Furnishings include a contemporary floor lamp, leather chaise lounge, dropleaf table behind a leather couch, leather chair with an ottoman, antique rocking chair and TV. Reflecting Brandon’s love of the outdoors, three deer heads are mounted above the fireplace and a duck decoy made of cork sits on the wood beam mantel.
Hanging on the stone fireplace, an old saw blade is painted with a spring scene on one side and a fall scene on the other. An old-fashioned fireplace bellows leans against the stone wall.
The view through the windows is just as impressive at night as it is in the daytime.
“When the moon is full, it comes through the windows and shines onto the porch,” says Brandon.
Moonlight isn’t the only attraction of the covered screened-in porch, however. The space also features a white cathedral ceiling, wicker couch, round table with two chairs, strands of Edison lights and mosquito net in the doorway.
“It’s nice to come out here in the morning and feel the cool air,” Brandon says. “It’s like natural AC.”

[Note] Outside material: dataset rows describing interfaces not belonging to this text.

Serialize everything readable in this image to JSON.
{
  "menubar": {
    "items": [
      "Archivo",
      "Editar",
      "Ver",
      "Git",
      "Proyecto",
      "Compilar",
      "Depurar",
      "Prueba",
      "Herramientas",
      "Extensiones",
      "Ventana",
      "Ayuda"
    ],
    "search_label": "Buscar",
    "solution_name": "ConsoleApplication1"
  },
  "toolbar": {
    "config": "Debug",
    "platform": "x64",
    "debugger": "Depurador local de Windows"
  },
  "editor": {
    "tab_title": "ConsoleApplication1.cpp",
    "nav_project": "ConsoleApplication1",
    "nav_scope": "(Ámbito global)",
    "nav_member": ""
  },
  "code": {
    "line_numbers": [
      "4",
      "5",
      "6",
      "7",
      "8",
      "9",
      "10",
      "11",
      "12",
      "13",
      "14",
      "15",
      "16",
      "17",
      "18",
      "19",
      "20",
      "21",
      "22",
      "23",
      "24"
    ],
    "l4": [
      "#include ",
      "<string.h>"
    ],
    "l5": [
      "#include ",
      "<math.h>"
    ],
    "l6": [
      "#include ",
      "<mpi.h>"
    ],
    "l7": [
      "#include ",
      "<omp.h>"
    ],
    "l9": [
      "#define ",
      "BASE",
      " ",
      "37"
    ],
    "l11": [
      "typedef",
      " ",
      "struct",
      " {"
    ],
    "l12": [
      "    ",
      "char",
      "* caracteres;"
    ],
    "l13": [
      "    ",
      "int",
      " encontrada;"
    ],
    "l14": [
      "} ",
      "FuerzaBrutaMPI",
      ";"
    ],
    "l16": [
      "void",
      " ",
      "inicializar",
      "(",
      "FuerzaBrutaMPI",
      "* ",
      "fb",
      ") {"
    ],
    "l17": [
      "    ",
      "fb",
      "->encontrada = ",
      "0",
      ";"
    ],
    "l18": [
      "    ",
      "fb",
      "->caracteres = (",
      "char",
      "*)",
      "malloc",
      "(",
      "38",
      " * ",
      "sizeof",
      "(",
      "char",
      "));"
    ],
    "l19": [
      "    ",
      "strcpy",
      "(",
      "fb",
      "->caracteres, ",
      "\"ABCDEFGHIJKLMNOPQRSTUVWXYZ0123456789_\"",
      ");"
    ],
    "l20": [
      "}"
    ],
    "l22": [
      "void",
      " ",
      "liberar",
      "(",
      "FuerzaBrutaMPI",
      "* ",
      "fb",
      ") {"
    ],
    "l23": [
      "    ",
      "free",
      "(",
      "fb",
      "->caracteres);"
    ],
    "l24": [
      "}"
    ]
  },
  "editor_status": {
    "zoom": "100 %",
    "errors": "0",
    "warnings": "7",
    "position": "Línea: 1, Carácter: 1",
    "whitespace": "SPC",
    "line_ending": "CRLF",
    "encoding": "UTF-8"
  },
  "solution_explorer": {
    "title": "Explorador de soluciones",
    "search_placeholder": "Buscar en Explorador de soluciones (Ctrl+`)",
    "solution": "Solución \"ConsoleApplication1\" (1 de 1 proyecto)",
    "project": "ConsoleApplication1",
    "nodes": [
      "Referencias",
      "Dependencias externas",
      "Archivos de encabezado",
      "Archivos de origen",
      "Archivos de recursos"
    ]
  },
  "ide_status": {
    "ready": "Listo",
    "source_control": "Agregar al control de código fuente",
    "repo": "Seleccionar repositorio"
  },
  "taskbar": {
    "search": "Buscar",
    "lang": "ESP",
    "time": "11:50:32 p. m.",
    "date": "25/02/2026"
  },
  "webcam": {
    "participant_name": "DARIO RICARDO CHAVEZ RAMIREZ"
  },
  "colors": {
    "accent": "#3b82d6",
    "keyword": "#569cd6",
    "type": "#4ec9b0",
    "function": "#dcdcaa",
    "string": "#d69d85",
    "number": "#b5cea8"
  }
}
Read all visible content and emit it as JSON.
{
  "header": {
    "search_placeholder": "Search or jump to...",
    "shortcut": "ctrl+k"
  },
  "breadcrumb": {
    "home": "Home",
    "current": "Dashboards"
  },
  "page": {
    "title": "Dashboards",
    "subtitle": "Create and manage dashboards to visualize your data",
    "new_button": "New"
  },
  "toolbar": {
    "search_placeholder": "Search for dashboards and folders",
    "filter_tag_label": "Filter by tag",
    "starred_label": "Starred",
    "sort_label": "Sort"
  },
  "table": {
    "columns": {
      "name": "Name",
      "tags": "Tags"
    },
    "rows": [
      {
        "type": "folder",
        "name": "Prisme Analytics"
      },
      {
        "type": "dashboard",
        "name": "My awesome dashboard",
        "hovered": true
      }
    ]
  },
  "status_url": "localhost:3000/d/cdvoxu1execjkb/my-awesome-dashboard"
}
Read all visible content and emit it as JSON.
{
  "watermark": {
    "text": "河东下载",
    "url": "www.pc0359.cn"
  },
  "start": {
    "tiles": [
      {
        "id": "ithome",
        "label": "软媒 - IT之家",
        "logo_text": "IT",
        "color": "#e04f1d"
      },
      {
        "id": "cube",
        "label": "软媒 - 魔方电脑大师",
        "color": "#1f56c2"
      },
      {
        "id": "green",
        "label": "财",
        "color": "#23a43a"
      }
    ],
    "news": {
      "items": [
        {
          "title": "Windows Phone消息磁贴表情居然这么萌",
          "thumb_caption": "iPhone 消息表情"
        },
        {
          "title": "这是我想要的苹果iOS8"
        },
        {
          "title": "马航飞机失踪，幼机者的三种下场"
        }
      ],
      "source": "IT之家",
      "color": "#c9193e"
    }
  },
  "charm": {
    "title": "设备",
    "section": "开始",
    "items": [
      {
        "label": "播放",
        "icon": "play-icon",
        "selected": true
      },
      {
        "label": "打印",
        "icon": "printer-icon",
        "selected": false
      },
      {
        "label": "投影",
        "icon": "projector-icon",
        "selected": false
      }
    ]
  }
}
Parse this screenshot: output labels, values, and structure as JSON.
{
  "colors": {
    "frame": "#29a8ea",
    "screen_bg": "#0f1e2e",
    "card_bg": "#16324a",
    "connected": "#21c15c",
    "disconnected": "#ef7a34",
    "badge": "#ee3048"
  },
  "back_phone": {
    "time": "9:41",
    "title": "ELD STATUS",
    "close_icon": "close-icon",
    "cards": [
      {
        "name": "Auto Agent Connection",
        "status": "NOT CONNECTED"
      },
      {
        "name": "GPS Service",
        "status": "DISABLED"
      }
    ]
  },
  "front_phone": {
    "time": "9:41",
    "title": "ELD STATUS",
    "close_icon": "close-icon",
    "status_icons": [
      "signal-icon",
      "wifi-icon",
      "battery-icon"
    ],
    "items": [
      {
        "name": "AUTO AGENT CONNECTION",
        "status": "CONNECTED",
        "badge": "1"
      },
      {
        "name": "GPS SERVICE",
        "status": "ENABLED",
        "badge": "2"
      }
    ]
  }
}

Tucked between the living room and the screened-in porch, the dining area includes a distressed wood table with a bench on each side and a chair at each end. Brandon, who works in sales, uses the table as his desk, and he likes to leave the door open when he’s working at his laptop.
The kitchen includes a coffee station, granite countertops, tile backsplash and two barstools at the peninsula. Three small shelves are hung by rope on the wall. The middle shelf holds an upside down wood “Lake” sign with an arrow.
It’s no accident that the sign is upside down, though. The arrow is facing the wrong direction, so Brandon simply flipped it so that the arrow would point toward the lake.
This level of the house also includes the master bedroom, which has a king-sized bed with a studded leather headboard and footboard, and a guest room.
Painted a deep shade of blue, the guest room features antique furnishings such as a bed with a wood-slatted headboard, dresser with a mirror and ladderback chair.
A nook with another bed and bath overlooks the upstairs living room. This loft space also includes a tongue-and-groove ceiling and pine flooring with a darker stain.
“Waking up here is beautiful,” says Brandon. “There’s just a little fog on the water. The mornings are spectacular.”
The only thing better than looking at the lake, though, is spending time on it. Whether he’s on his Jet Ski or his current boat, Brandon goes out on the lake every weekend.
“I love it here. It’s so peaceful and quiet,” he says. “I enjoyed living in cities, but I always wanted to come back home. There’s nothing like living in the country.”
By Betsy Gilliland